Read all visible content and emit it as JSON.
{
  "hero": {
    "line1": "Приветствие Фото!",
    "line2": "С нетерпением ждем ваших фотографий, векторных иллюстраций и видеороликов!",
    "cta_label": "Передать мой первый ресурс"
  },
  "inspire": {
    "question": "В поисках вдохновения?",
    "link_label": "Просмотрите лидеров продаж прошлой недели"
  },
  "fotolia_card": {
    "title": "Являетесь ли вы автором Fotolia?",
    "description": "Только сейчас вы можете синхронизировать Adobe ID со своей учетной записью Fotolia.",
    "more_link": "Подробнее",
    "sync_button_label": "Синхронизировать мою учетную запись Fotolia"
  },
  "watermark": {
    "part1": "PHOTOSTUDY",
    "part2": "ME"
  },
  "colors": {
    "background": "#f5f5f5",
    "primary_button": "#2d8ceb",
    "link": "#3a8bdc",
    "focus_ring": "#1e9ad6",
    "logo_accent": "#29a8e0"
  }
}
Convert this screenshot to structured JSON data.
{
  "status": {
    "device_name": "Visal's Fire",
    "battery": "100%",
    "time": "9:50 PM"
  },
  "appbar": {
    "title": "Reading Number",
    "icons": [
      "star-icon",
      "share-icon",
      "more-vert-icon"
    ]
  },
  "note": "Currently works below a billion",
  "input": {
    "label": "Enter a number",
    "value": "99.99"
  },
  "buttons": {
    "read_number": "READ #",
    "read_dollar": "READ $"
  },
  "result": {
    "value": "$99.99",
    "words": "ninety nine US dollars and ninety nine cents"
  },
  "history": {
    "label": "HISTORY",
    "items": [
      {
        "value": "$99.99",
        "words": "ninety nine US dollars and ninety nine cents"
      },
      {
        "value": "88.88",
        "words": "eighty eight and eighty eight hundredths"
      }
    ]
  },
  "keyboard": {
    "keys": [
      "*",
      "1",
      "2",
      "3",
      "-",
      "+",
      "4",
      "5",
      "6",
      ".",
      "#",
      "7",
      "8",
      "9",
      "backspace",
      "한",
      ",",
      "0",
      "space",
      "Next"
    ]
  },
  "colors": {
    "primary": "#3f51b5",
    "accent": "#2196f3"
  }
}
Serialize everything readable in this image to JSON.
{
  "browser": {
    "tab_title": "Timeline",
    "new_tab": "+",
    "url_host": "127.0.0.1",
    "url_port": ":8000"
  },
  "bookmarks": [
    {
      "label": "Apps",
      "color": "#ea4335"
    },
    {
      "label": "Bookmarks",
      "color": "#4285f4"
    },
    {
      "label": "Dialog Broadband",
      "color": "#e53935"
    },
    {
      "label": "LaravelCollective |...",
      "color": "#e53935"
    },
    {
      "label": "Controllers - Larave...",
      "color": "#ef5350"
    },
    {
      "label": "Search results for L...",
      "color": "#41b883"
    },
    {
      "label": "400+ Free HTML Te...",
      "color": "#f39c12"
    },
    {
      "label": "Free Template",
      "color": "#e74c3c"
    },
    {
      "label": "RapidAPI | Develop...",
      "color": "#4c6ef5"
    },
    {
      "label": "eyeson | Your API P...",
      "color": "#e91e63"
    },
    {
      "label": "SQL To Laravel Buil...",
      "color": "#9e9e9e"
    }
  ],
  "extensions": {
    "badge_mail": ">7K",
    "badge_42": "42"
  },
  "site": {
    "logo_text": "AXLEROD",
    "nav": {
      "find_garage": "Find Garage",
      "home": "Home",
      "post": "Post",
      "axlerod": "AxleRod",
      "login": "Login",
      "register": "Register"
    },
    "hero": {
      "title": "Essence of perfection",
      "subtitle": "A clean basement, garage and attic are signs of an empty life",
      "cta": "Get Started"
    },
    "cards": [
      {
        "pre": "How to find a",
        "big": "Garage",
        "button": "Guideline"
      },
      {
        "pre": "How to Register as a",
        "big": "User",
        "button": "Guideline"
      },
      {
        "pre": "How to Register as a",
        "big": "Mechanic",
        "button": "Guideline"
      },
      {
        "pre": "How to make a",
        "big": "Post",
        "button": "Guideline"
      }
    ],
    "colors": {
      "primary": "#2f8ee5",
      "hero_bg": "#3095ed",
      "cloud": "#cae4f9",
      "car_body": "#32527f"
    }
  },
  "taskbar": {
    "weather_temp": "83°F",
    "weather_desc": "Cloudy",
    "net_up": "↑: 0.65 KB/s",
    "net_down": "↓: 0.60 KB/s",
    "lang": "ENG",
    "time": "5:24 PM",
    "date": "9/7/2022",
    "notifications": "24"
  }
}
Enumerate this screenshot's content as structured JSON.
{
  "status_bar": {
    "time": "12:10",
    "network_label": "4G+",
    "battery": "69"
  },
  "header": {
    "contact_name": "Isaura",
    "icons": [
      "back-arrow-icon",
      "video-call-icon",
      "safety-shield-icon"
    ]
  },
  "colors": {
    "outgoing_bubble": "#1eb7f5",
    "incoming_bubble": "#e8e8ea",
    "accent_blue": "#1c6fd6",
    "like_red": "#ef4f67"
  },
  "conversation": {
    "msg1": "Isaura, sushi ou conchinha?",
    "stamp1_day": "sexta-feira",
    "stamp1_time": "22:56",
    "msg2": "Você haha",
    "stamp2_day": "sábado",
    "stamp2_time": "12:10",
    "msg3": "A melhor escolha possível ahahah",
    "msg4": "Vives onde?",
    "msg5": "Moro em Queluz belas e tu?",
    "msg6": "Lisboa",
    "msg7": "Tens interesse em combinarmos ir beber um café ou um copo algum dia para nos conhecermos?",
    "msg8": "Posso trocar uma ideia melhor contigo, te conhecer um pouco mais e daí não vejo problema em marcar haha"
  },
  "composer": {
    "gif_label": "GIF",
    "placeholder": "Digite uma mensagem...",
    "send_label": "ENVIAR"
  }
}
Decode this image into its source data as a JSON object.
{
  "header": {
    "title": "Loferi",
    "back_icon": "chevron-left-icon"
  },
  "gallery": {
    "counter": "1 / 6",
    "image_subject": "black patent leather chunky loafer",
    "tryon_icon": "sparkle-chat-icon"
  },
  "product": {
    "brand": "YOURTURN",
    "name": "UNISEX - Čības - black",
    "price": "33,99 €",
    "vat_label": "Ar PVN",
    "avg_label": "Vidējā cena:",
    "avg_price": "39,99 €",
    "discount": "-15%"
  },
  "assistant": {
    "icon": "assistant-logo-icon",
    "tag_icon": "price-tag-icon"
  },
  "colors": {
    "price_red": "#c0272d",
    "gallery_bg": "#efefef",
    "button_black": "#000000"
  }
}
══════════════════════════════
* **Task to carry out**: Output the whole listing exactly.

* **Written solution**:
Read all visible content and emit it as JSON.
{
  "hero": {
    "line1": "Приветствие Фото!",
    "line2": "С нетерпением ждем ваших фотографий, векторных иллюстраций и видеороликов!",
    "cta_label": "Передать мой первый ресурс"
  },
  "inspire": {
    "question": "В поисках вдохновения?",
    "link_label": "Просмотрите лидеров продаж прошлой недели"
  },
  "fotolia_card": {
    "title": "Являетесь ли вы автором Fotolia?",
    "description": "Только сейчас вы можете синхронизировать Adobe ID со своей учетной записью Fotolia.",
    "more_link": "Подробнее",
    "sync_button_label": "Синхронизировать мою учетную запись Fotolia"
  },
  "watermark": {
    "part1": "PHOTOSTUDY",
    "part2": "ME"
  },
  "colors": {
    "background": "#f5f5f5",
    "primary_button": "#2d8ceb",
    "link": "#3a8bdc",
    "focus_ring": "#1e9ad6",
    "logo_accent": "#29a8e0"
  }
}
Convert this screenshot to structured JSON data.
{
  "status": {
    "device_name": "Visal's Fire",
    "battery": "100%",
    "time": "9:50 PM"
  },
  "appbar": {
    "title": "Reading Number",
    "icons": [
      "star-icon",
      "share-icon",
      "more-vert-icon"
    ]
  },
  "note": "Currently works below a billion",
  "input": {
    "label": "Enter a number",
    "value": "99.99"
  },
  "buttons": {
    "read_number": "READ #",
    "read_dollar": "READ $"
  },
  "result": {
    "value": "$99.99",
    "words": "ninety nine US dollars and ninety nine cents"
  },
  "history": {
    "label": "HISTORY",
    "items": [
      {
        "value": "$99.99",
        "words": "ninety nine US dollars and ninety nine cents"
      },
      {
        "value": "88.88",
        "words": "eighty eight and eighty eight hundredths"
      }
    ]
  },
  "keyboard": {
    "keys": [
      "*",
      "1",
      "2",
      "3",
      "-",
      "+",
      "4",
      "5",
      "6",
      ".",
      "#",
      "7",
      "8",
      "9",
      "backspace",
      "한",
      ",",
      "0",
      "space",
      "Next"
    ]
  },
  "colors": {
    "primary": "#3f51b5",
    "accent": "#2196f3"
  }
}
Serialize everything readable in this image to JSON.
{
  "browser": {
    "tab_title": "Timeline",
    "new_tab": "+",
    "url_host": "127.0.0.1",
    "url_port": ":8000"
  },
  "bookmarks": [
    {
      "label": "Apps",
      "color": "#ea4335"
    },
    {
      "label": "Bookmarks",
      "color": "#4285f4"
    },
    {
      "label": "Dialog Broadband",
      "color": "#e53935"
    },
    {
      "label": "LaravelCollective |...",
      "color": "#e53935"
    },
    {
      "label": "Controllers - Larave...",
      "color": "#ef5350"
    },
    {
      "label": "Search results for L...",
      "color": "#41b883"
    },
    {
      "label": "400+ Free HTML Te...",
      "color": "#f39c12"
    },
    {
      "label": "Free Template",
      "color": "#e74c3c"
    },
    {
      "label": "RapidAPI | Develop...",
      "color": "#4c6ef5"
    },
    {
      "label": "eyeson | Your API P...",
      "color": "#e91e63"
    },
    {
      "label": "SQL To Laravel Buil...",
      "color": "#9e9e9e"
    }
  ],
  "extensions": {
    "badge_mail": ">7K",
    "badge_42": "42"
  },
  "site": {
    "logo_text": "AXLEROD",
    "nav": {
      "find_garage": "Find Garage",
      "home": "Home",
      "post": "Post",
      "axlerod": "AxleRod",
      "login": "Login",
      "register": "Register"
    },
    "hero": {
      "title": "Essence of perfection",
      "subtitle": "A clean basement, garage and attic are signs of an empty life",
      "cta": "Get Started"
    },
    "cards": [
      {
        "pre": "How to find a",
        "big": "Garage",
        "button": "Guideline"
      },
      {
        "pre": "How to Register as a",
        "big": "User",
        "button": "Guideline"
      },
      {
        "pre": "How to Register as a",
        "big": "Mechanic",
        "button": "Guideline"
      },
      {
        "pre": "How to make a",
        "big": "Post",
        "button": "Guideline"
      }
    ],
    "colors": {
      "primary": "#2f8ee5",
      "hero_bg": "#3095ed",
      "cloud": "#cae4f9",
      "car_body": "#32527f"
    }
  },
  "taskbar": {
    "weather_temp": "83°F",
    "weather_desc": "Cloudy",
    "net_up": "↑: 0.65 KB/s",
    "net_down": "↓: 0.60 KB/s",
    "lang": "ENG",
    "time": "5:24 PM",
    "date": "9/7/2022",
    "notifications": "24"
  }
}
Enumerate this screenshot's content as structured JSON.
{
  "status_bar": {
    "time": "12:10",
    "network_label": "4G+",
    "battery": "69"
  },
  "header": {
    "contact_name": "Isaura",
    "icons": [
      "back-arrow-icon",
      "video-call-icon",
      "safety-shield-icon"
    ]
  },
  "colors": {
    "outgoing_bubble": "#1eb7f5",
    "incoming_bubble": "#e8e8ea",
    "accent_blue": "#1c6fd6",
    "like_red": "#ef4f67"
  },
  "conversation": {
    "msg1": "Isaura, sushi ou conchinha?",
    "stamp1_day": "sexta-feira",
    "stamp1_time": "22:56",
    "msg2": "Você haha",
    "stamp2_day": "sábado",
    "stamp2_time": "12:10",
    "msg3": "A melhor escolha possível ahahah",
    "msg4": "Vives onde?",
    "msg5": "Moro em Queluz belas e tu?",
    "msg6": "Lisboa",
    "msg7": "Tens interesse em combinarmos ir beber um café ou um copo algum dia para nos conhecermos?",
    "msg8": "Posso trocar uma ideia melhor contigo, te conhecer um pouco mais e daí não vejo problema em marcar haha"
  },
  "composer": {
    "gif_label": "GIF",
    "placeholder": "Digite uma mensagem...",
    "send_label": "ENVIAR"
  }
}
Decode this image into its source data as a JSON object.
{
  "header": {
    "title": "Loferi",
    "back_icon": "chevron-left-icon"
  },
  "gallery": {
    "counter": "1 / 6",
    "image_subject": "black patent leather chunky loafer",
    "tryon_icon": "sparkle-chat-icon"
  },
  "product": {
    "brand": "YOURTURN",
    "name": "UNISEX - Čības - black",
    "price": "33,99 €",
    "vat_label": "Ar PVN",
    "avg_label": "Vidējā cena:",
    "avg_price": "39,99 €",
    "discount": "-15%"
  },
  "assistant": {
    "icon": "assistant-logo-icon",
    "tag_icon": "price-tag-icon"
  },
  "colors": {
    "price_red": "#c0272d",
    "gallery_bg": "#efefef",
    "button_black": "#000000"
  }
}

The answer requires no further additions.